I have had DNA tests done for my mom and myself, and for Edmund and his mom. It is interesting to compare the ethnicity estimates with the actual places from where our ancestors immigrated.

It is important to note that these are just estimates. AncestryDNA  “creates estimates for… genetic ethnicity by comparing…DNA to the DNA of other people who are native to a region. The AncestryDNA reference panel (version 2.0) contains 3,000 DNA samples from people in 26 global regions.” 

The charts give a percentage for each ethnicity. This is a median value. The actual percentage is likely to be somewhere within the lower and upper ranges given on the chart. Some regions, such as Ireland, are more homogeneous; they have less genetic variation. Whereas Europe West & Scandinavia are more heterogeneous, and have more genetic variation. This is certainly a factor of immigration,  interbreeding, and history of invasions (including rape, captive slaves, political marriages, etc. hopefully only in the distant past!), among European populations.

From ancestryDNA
From ancestryDNA

Dana Kelley Bressette

Ethnicity Estimate

Danas ethnicity estimate2


From ancestryDNA
From ancestryDNA

Doretta Clifford Kelley

Ethnicity Estimate

From ancestryDNA
From ancestryDNA

It seems odd that mom did not show more ethnicity from Great Britain, by my figuring she should have 40% (England & Scotland), but she only shows only 0-7% in her DNA analysis. But her Irish was higher; perhaps many of her English ancestors were actually Irish? By looking at the ethnicities of our DNA matches, it seems likely that her European Jewish comes from the German side.

AncestryDNA has also matched us with many distant cousins. I have communicated and shared information with several of them. Here are the numbers of distant cousins so far that we have established one or more confirmed shared ancestors:

  • Cornett: ~137
  • Verbryck: ~62
  • Woodrum: ~45
  • Clifford: ~22

The Cornetts, seem to have been especially prolific!


By comparing my mom’s estimate and my estimate, I can calculate an estimate for my dad, Dean Kelley (I had to fudge the numbers a bit so they didn’t end up greater than 100%, the calculated numbers added up to 109%):

  • Europe West: 50%
  • Scandinavia: 17%
  • Great Britain: 16%
  • Ireland: 14%
  • Finland/Northwest Russia: 3%
  • Europe East: 1%

I was initially surprised that most of my 25% Irish came from my mom’s side. But considering that Andrew Kelley’s mother’s maiden name was McKettrick (Scottish) and his grandmother’s maiden name was Britt (British), the Great Britain estimate is not so surprising. And we all know the Scandinavian Vikings spread their genes all around Europe (as well as their captives). The Frisians were also a seafaring folk; they may be closely related to early settlers in Great Britain. (Frisian is somewhat similar to English).

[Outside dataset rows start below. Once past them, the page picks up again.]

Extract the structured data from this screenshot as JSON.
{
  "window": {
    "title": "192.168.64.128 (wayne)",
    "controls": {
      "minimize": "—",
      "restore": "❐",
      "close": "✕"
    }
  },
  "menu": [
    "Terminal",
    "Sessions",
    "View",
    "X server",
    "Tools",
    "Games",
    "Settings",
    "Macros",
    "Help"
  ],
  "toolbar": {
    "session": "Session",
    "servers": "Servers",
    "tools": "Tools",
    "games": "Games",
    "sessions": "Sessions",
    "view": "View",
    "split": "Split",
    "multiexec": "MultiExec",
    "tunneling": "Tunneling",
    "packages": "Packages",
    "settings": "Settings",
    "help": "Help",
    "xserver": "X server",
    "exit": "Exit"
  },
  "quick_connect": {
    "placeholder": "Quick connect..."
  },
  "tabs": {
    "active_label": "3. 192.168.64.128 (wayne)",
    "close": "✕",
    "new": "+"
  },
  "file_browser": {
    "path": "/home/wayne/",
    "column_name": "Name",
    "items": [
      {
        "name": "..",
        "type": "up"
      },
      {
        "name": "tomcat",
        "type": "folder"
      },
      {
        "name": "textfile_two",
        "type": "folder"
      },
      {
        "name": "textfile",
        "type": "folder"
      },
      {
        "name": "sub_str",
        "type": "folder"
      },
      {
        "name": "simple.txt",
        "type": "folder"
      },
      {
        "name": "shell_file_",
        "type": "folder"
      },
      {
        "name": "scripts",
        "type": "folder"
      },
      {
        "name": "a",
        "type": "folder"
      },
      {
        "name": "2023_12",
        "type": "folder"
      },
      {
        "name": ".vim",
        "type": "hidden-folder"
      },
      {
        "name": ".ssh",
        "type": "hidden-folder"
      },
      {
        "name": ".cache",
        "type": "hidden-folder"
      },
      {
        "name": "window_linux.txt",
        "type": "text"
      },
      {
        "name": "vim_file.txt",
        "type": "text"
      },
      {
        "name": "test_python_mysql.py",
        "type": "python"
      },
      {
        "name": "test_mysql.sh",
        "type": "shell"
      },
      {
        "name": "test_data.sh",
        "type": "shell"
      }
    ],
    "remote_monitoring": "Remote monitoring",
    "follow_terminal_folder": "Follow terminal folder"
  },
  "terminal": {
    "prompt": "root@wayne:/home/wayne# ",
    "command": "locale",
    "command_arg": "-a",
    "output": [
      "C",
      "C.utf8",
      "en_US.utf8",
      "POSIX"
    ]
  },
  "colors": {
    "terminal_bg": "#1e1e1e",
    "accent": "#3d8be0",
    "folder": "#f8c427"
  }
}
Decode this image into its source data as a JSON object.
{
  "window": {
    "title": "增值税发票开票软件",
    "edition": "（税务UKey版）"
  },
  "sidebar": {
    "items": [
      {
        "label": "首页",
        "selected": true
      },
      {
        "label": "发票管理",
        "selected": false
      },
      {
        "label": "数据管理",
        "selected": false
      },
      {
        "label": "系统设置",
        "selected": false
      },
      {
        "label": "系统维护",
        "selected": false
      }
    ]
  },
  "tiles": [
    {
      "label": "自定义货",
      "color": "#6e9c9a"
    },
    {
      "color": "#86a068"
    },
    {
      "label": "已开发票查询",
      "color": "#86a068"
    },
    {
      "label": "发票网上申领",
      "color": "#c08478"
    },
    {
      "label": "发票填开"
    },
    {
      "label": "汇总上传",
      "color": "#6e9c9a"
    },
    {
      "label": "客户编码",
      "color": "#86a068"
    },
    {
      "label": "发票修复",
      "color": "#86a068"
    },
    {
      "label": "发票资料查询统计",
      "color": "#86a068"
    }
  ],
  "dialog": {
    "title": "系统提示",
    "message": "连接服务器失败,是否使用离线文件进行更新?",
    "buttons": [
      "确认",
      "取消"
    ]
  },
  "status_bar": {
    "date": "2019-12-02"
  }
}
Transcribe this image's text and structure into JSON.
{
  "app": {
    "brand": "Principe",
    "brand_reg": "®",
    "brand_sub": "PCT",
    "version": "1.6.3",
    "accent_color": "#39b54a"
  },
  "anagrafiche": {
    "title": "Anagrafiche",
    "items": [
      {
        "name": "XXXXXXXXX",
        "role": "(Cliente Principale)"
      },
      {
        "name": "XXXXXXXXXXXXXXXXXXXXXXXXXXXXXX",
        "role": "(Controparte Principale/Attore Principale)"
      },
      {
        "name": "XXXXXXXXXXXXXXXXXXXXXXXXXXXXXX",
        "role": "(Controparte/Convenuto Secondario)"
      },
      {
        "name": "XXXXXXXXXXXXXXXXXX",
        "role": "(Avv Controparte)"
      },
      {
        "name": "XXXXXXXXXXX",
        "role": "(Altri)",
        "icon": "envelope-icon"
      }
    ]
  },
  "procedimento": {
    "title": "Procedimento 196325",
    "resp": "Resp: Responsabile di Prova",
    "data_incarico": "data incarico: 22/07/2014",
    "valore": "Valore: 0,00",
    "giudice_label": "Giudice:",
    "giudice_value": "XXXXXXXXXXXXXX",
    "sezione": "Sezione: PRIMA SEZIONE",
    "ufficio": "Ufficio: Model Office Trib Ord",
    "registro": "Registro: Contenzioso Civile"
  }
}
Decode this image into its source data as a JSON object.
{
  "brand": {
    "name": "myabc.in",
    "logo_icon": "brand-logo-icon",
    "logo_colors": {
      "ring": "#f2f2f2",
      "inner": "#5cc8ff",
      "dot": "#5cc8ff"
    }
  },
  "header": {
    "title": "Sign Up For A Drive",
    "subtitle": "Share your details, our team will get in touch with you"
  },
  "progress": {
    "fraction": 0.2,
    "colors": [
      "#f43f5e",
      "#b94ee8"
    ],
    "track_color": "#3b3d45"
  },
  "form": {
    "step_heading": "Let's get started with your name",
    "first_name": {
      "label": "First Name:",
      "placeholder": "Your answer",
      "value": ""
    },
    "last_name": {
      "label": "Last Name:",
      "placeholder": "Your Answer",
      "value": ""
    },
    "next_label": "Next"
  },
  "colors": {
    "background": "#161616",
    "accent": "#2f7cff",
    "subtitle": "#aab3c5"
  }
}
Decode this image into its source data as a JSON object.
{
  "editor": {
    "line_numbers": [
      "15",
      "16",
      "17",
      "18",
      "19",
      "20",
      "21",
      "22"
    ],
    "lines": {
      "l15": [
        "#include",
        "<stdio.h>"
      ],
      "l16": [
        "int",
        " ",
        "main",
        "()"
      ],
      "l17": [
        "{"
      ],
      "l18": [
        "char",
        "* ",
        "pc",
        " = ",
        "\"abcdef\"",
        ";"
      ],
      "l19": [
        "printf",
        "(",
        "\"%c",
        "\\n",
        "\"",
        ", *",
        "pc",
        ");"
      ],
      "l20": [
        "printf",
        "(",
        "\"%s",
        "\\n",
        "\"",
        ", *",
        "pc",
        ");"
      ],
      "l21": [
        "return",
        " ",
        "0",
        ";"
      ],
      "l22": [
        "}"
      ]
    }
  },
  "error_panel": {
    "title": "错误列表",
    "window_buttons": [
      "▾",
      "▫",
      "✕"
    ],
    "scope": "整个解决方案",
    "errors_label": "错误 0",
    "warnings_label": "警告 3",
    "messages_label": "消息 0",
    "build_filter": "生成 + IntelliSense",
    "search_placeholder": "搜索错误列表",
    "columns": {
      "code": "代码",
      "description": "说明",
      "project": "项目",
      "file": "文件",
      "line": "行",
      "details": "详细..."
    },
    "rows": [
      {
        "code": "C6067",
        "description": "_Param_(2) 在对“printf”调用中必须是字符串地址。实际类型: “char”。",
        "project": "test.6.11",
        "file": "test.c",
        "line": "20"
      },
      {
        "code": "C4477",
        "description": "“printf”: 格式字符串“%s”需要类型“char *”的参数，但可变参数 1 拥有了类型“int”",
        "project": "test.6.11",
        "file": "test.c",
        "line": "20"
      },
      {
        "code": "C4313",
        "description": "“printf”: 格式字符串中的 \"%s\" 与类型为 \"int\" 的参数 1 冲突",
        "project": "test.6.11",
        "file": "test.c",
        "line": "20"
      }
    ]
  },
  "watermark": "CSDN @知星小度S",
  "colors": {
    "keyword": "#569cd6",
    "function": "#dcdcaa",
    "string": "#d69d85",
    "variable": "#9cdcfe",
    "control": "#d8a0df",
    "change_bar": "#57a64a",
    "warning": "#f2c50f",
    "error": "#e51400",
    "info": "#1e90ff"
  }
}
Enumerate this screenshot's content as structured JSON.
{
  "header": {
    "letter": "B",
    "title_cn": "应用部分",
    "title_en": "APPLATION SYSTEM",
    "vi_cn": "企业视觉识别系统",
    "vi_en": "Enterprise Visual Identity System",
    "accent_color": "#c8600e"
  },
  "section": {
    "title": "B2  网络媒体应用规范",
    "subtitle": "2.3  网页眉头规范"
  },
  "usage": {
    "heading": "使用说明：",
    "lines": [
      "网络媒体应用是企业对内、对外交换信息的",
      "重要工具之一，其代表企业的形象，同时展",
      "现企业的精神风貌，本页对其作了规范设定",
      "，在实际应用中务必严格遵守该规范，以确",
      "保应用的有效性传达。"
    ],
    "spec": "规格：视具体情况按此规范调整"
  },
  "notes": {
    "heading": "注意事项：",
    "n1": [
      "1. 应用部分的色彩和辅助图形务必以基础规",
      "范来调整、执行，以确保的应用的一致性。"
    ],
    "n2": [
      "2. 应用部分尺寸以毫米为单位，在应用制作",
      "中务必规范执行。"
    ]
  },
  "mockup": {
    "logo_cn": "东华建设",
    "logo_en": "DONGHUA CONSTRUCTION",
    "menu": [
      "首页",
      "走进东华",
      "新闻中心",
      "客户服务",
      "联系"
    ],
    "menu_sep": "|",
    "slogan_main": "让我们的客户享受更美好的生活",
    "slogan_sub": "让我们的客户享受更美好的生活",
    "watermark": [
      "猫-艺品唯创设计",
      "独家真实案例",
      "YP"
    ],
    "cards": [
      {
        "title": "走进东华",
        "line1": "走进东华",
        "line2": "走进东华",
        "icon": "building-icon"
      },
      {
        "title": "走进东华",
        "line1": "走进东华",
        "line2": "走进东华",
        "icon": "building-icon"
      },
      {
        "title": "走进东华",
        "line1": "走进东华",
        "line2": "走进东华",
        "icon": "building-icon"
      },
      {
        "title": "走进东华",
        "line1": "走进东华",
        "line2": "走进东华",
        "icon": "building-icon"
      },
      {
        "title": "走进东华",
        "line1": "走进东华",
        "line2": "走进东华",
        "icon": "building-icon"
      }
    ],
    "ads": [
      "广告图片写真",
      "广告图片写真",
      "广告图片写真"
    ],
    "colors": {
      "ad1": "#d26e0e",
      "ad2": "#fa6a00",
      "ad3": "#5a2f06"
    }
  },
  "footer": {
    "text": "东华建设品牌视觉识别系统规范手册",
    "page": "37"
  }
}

My DNA cousin matches on my dad’s side only show a few confirmed shared ancestors (one Kelley, and a couple Auens). I think that it is mostly due to the fact they were more recent immigrants and they seem to have had a lower birth rate. It also depends on who becomes interested in genealogy and actually has a test done.